The order dated 5-8-1954 has become final and it is therefore not open to the learned counsel to question it at this stage. He drew my attention to a decision of Jackson J. reported in --'Gopalakrishna Konar v. Vilanga Konar', AIR 1926 Mad 132 (A) in support of the proposition that I should not have suspended the order of the Election Commissioner and restrained his client from taking his seat as Municipal Councillor. This decision was not brought to my notice at the hearing on 5-8-1954. The decisioin does not also support the contention that this Court has no jurisdiction to pass an appropriate order. the learned Judge proceeded on the assumption that the Court has ample jurisdiction. On the facts of the case, he held that therere owuld be no substantial injury to the petitioner by refusing to issue an order of injunction and thereby permitting the Municipal councillor who was declared elected to take his seat.
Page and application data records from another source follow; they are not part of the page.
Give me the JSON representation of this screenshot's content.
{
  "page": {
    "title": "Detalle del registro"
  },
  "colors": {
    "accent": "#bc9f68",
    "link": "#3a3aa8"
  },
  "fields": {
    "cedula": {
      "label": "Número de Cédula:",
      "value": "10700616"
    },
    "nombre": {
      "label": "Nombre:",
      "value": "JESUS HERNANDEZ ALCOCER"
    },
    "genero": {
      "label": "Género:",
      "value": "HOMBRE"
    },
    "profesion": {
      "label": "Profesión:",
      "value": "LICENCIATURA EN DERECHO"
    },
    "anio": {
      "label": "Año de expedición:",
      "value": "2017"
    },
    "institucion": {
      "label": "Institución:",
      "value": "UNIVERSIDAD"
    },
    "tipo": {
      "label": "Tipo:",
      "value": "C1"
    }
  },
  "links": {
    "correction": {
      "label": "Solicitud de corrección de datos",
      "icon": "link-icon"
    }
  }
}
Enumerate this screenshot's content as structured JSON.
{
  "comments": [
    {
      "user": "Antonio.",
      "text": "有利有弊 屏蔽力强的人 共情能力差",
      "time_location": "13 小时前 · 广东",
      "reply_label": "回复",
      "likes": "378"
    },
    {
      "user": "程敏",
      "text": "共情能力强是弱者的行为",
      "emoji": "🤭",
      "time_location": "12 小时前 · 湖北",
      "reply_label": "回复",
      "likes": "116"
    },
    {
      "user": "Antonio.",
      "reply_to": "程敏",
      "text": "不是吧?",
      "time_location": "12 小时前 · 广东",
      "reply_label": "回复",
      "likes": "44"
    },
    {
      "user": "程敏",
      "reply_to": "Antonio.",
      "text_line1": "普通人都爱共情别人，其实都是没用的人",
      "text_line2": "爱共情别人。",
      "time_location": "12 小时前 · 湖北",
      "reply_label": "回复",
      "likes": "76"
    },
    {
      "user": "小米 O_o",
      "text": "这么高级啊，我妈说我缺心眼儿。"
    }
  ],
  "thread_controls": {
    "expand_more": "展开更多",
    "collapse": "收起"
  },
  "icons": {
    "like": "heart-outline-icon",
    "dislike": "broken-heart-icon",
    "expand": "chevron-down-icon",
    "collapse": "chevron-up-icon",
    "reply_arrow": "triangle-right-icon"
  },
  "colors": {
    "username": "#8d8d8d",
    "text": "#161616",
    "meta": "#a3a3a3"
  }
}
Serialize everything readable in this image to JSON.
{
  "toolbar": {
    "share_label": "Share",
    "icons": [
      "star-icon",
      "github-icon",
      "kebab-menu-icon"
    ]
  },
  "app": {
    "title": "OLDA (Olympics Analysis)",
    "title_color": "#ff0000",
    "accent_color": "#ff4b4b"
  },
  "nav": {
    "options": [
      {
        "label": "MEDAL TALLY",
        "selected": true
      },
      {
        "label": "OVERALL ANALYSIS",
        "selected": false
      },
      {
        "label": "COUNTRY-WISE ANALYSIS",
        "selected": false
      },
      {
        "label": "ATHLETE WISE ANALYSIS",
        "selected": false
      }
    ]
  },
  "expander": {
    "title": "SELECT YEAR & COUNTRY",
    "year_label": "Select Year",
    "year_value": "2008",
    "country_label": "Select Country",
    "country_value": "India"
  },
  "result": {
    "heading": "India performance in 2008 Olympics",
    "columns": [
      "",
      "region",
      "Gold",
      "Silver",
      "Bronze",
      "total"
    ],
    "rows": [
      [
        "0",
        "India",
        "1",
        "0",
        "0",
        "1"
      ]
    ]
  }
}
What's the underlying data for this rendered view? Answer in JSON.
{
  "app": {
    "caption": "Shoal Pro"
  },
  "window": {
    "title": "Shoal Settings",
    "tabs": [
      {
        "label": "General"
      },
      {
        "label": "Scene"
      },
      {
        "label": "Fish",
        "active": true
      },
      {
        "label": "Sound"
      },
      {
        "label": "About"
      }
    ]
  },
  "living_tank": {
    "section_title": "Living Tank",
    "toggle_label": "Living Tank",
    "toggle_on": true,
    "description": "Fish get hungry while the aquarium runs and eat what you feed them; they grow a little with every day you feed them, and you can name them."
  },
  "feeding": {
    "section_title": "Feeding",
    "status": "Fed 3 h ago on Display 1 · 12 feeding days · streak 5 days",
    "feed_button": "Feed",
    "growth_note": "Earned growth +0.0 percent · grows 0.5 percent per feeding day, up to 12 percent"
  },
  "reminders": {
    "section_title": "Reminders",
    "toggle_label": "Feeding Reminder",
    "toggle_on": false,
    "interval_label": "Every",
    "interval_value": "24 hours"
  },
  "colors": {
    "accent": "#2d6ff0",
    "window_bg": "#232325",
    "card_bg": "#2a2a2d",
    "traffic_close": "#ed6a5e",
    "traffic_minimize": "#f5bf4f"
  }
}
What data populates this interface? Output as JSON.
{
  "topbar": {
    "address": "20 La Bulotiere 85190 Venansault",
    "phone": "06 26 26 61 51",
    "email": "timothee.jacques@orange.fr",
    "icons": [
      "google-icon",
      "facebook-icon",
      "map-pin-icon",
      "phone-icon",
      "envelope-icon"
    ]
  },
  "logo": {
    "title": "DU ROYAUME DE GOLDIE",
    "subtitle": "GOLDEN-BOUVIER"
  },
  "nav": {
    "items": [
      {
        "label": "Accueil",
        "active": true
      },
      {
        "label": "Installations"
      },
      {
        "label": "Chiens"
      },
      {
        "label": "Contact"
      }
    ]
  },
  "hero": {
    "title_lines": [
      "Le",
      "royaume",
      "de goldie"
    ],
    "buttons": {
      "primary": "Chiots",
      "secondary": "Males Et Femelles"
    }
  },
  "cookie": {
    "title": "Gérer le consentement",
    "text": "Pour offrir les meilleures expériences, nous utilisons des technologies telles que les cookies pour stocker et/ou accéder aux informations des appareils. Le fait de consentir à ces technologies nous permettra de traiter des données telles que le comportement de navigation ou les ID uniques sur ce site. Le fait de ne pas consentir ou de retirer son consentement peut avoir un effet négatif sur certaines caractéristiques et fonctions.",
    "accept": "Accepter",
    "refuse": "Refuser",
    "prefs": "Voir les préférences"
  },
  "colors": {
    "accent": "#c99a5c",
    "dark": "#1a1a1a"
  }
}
He referred to -- 'Aslatt v. Corporation of Southamption', (1880) 16 Ch D 143 (B) in support of the proposition that generally an injunction should issue to preserve 'status quo ante and this decision in -- '(1880) 16 Ch D 143 (B)' was also followed and applied by a Bench of the Madras High Court in -- 'Sarvothama Rao v. Chairman, Municipal Coiuncil, Saidapet', AIr 1923 Mad 475 (C) and in an earlier case by Mr. Justice Jackson in -- 'Venkatasubbiah Chettiar v. Sesha Aiyar', AIR 1924 Mad 797 (D). I follow that decision of the english Court and the observations of Jackson J. that the proper order to pass, when a writ has been admitted, is to preserve 'status quo ante' and to permit the petitioner to function as a Municipal Councellor until the write is disposed of. The order passedby the Election commissioner, declaring the election as void, is no longer final and conclusive, inasmuch as the writ has been admitted, and this court has to decide, whether the election is void or not.
In -- 'Satyanarayana v. Venkatarattamma', : AIR1951Mad1044 (E), Chief Justice Rajamannar pointed out delivering the judgment of the Bench at page 1045 that
'It is obvious that the decisioin in the appears is again set at large as it lost its finality the moment this Court issued the rule nisi. This Coiurt can, on this application for certiorari, set aside by quashing the order in the appeal Surely in such circumstances, it must be said that the appeal is pending.'
There is, therefore, no substance in the contention of the learned advocate for the respondent that a different rule should be followed and that 'status quo ante' should not be preserved in cases where an election has been declared void. No authority whatsoever was cited in support of that contention. The petitioner had secured a huge majority of votes. Even as admitted by the 1st respondent himself, in paragraph 3 of his affidavit dated 25-7-1954, the petitioner 'is continuing to function all these seven months'.
I see no reason why the petitioner who was continuing to function all these montfshs as a Municipal Councillor should not continue to do so till the writ petition is finally disposed of and why the operation of the order of the Election Commissioner, declaring his electioin void should not be suspended. I, therefore, grant the second prayer, namely that the petitioner should be allowed to continue as a member of the Municipality till the disposal of the writ petition, by suspending the operatioin of the order of the Election Commissioner in O. P. No. 126 pf 1952 that his election was void.
(4) Order accordingly.